[Source records]
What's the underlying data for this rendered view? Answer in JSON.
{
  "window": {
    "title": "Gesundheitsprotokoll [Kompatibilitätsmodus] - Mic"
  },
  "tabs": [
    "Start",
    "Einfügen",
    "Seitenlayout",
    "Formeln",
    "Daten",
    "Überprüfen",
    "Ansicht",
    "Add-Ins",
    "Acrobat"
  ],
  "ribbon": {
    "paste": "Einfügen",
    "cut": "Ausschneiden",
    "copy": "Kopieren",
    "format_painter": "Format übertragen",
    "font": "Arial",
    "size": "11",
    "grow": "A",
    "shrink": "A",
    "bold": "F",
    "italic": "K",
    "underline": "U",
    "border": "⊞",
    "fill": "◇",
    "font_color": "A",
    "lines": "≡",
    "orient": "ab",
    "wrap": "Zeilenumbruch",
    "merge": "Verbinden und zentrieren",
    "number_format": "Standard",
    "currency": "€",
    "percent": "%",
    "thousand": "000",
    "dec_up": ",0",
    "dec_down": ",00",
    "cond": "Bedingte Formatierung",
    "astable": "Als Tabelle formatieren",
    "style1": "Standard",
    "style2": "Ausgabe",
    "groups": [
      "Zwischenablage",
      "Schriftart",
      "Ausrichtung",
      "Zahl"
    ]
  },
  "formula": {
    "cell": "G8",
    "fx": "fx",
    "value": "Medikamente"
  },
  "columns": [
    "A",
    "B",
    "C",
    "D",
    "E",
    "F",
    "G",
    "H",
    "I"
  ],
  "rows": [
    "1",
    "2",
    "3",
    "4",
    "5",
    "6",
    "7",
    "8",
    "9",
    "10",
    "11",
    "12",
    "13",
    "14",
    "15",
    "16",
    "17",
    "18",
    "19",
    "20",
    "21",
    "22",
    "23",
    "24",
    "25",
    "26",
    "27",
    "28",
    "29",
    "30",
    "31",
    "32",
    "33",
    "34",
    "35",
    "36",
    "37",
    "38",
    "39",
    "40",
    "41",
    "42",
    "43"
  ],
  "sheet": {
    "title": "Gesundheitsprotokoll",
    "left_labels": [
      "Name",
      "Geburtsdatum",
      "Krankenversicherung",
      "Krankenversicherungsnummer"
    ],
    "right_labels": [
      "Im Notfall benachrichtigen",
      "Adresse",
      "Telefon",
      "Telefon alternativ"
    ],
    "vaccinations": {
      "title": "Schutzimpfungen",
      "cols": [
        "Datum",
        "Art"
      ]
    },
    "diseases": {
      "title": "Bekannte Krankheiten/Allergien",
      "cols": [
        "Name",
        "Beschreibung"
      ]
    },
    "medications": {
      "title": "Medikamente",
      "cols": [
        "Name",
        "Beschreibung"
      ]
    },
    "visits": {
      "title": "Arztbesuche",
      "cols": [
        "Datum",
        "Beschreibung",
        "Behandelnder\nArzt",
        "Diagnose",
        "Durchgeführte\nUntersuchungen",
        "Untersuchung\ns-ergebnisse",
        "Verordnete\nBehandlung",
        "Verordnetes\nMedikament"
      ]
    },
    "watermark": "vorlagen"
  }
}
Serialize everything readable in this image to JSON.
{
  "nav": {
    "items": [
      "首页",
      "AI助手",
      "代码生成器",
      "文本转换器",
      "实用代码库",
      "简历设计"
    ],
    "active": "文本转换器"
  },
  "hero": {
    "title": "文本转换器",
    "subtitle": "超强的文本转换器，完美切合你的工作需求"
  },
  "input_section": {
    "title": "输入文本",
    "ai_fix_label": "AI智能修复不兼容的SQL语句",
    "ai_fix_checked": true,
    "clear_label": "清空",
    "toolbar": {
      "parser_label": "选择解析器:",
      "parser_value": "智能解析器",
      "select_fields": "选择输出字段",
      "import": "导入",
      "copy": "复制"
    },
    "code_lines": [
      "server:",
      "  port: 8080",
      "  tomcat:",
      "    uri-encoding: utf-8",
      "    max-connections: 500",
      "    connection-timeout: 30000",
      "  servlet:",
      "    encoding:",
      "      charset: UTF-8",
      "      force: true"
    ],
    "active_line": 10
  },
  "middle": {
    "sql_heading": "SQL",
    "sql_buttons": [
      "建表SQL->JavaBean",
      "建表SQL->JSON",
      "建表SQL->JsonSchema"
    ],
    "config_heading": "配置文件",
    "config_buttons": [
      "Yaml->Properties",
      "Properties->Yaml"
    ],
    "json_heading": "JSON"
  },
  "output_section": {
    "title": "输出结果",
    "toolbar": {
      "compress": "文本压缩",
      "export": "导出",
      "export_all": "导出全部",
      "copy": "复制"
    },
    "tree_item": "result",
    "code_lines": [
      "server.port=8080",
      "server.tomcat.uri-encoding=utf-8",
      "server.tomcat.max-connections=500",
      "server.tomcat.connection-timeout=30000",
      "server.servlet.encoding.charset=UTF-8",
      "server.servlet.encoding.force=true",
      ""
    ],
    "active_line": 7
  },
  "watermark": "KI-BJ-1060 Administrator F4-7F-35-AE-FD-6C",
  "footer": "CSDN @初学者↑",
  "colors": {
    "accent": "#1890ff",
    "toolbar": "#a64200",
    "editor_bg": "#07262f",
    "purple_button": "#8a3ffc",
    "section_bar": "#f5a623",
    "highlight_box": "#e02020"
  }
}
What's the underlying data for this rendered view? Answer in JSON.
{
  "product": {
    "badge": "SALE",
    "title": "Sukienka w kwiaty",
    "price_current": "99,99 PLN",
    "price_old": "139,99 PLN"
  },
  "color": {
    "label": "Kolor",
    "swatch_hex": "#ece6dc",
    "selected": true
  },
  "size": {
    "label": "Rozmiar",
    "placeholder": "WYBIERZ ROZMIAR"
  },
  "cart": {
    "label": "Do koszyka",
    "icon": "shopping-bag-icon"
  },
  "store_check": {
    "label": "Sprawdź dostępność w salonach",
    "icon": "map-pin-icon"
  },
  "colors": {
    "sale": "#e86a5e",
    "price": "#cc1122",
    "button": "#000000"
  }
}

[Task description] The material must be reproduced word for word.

[Written answer]
What's the underlying data for this rendered view? Answer in JSON.
{
  "window": {
    "title": "Gesundheitsprotokoll [Kompatibilitätsmodus] - Mic"
  },
  "tabs": [
    "Start",
    "Einfügen",
    "Seitenlayout",
    "Formeln",
    "Daten",
    "Überprüfen",
    "Ansicht",
    "Add-Ins",
    "Acrobat"
  ],
  "ribbon": {
    "paste": "Einfügen",
    "cut": "Ausschneiden",
    "copy": "Kopieren",
    "format_painter": "Format übertragen",
    "font": "Arial",
    "size": "11",
    "grow": "A",
    "shrink": "A",
    "bold": "F",
    "italic": "K",
    "underline": "U",
    "border": "⊞",
    "fill": "◇",
    "font_color": "A",
    "lines": "≡",
    "orient": "ab",
    "wrap": "Zeilenumbruch",
    "merge": "Verbinden und zentrieren",
    "number_format": "Standard",
    "currency": "€",
    "percent": "%",
    "thousand": "000",
    "dec_up": ",0",
    "dec_down": ",00",
    "cond": "Bedingte Formatierung",
    "astable": "Als Tabelle formatieren",
    "style1": "Standard",
    "style2": "Ausgabe",
    "groups": [
      "Zwischenablage",
      "Schriftart",
      "Ausrichtung",
      "Zahl"
    ]
  },
  "formula": {
    "cell": "G8",
    "fx": "fx",
    "value": "Medikamente"
  },
  "columns": [
    "A",
    "B",
    "C",
    "D",
    "E",
    "F",
    "G",
    "H",
    "I"
  ],
  "rows": [
    "1",
    "2",
    "3",
    "4",
    "5",
    "6",
    "7",
    "8",
    "9",
    "10",
    "11",
    "12",
    "13",
    "14",
    "15",
    "16",
    "17",
    "18",
    "19",
    "20",
    "21",
    "22",
    "23",
    "24",
    "25",
    "26",
    "27",
    "28",
    "29",
    "30",
    "31",
    "32",
    "33",
    "34",
    "35",
    "36",
    "37",
    "38",
    "39",
    "40",
    "41",
    "42",
    "43"
  ],
  "sheet": {
    "title": "Gesundheitsprotokoll",
    "left_labels": [
      "Name",
      "Geburtsdatum",
      "Krankenversicherung",
      "Krankenversicherungsnummer"
    ],
    "right_labels": [
      "Im Notfall benachrichtigen",
      "Adresse",
      "Telefon",
      "Telefon alternativ"
    ],
    "vaccinations": {
      "title": "Schutzimpfungen",
      "cols": [
        "Datum",
        "Art"
      ]
    },
    "diseases": {
      "title": "Bekannte Krankheiten/Allergien",
      "cols": [
        "Name",
        "Beschreibung"
      ]
    },
    "medications": {
      "title": "Medikamente",
      "cols": [
        "Name",
        "Beschreibung"
      ]
    },
    "visits": {
      "title": "Arztbesuche",
      "cols": [
        "Datum",
        "Beschreibung",
        "Behandelnder\nArzt",
        "Diagnose",
        "Durchgeführte\nUntersuchungen",
        "Untersuchung\ns-ergebnisse",
        "Verordnete\nBehandlung",
        "Verordnetes\nMedikament"
      ]
    },
    "watermark": "vorlagen"
  }
}
Serialize everything readable in this image to JSON.
{
  "nav": {
    "items": [
      "首页",
      "AI助手",
      "代码生成器",
      "文本转换器",
      "实用代码库",
      "简历设计"
    ],
    "active": "文本转换器"
  },
  "hero": {
    "title": "文本转换器",
    "subtitle": "超强的文本转换器，完美切合你的工作需求"
  },
  "input_section": {
    "title": "输入文本",
    "ai_fix_label": "AI智能修复不兼容的SQL语句",
    "ai_fix_checked": true,
    "clear_label": "清空",
    "toolbar": {
      "parser_label": "选择解析器:",
      "parser_value": "智能解析器",
      "select_fields": "选择输出字段",
      "import": "导入",
      "copy": "复制"
    },
    "code_lines": [
      "server:",
      "  port: 8080",
      "  tomcat:",
      "    uri-encoding: utf-8",
      "    max-connections: 500",
      "    connection-timeout: 30000",
      "  servlet:",
      "    encoding:",
      "      charset: UTF-8",
      "      force: true"
    ],
    "active_line": 10
  },
  "middle": {
    "sql_heading": "SQL",
    "sql_buttons": [
      "建表SQL->JavaBean",
      "建表SQL->JSON",
      "建表SQL->JsonSchema"
    ],
    "config_heading": "配置文件",
    "config_buttons": [
      "Yaml->Properties",
      "Properties->Yaml"
    ],
    "json_heading": "JSON"
  },
  "output_section": {
    "title": "输出结果",
    "toolbar": {
      "compress": "文本压缩",
      "export": "导出",
      "export_all": "导出全部",
      "copy": "复制"
    },
    "tree_item": "result",
    "code_lines": [
      "server.port=8080",
      "server.tomcat.uri-encoding=utf-8",
      "server.tomcat.max-connections=500",
      "server.tomcat.connection-timeout=30000",
      "server.servlet.encoding.charset=UTF-8",
      "server.servlet.encoding.force=true",
      ""
    ],
    "active_line": 7
  },
  "watermark": "KI-BJ-1060 Administrator F4-7F-35-AE-FD-6C",
  "footer": "CSDN @初学者↑",
  "colors": {
    "accent": "#1890ff",
    "toolbar": "#a64200",
    "editor_bg": "#07262f",
    "purple_button": "#8a3ffc",
    "section_bar": "#f5a623",
    "highlight_box": "#e02020"
  }
}
What's the underlying data for this rendered view? Answer in JSON.
{
  "product": {
    "badge": "SALE",
    "title": "Sukienka w kwiaty",
    "price_current": "99,99 PLN",
    "price_old": "139,99 PLN"
  },
  "color": {
    "label": "Kolor",
    "swatch_hex": "#ece6dc",
    "selected": true
  },
  "size": {
    "label": "Rozmiar",
    "placeholder": "WYBIERZ ROZMIAR"
  },
  "cart": {
    "label": "Do koszyka",
    "icon": "shopping-bag-icon"
  },
  "store_check": {
    "label": "Sprawdź dostępność w salonach",
    "icon": "map-pin-icon"
  },
  "colors": {
    "sale": "#e86a5e",
    "price": "#cc1122",
    "button": "#000000"
  }
}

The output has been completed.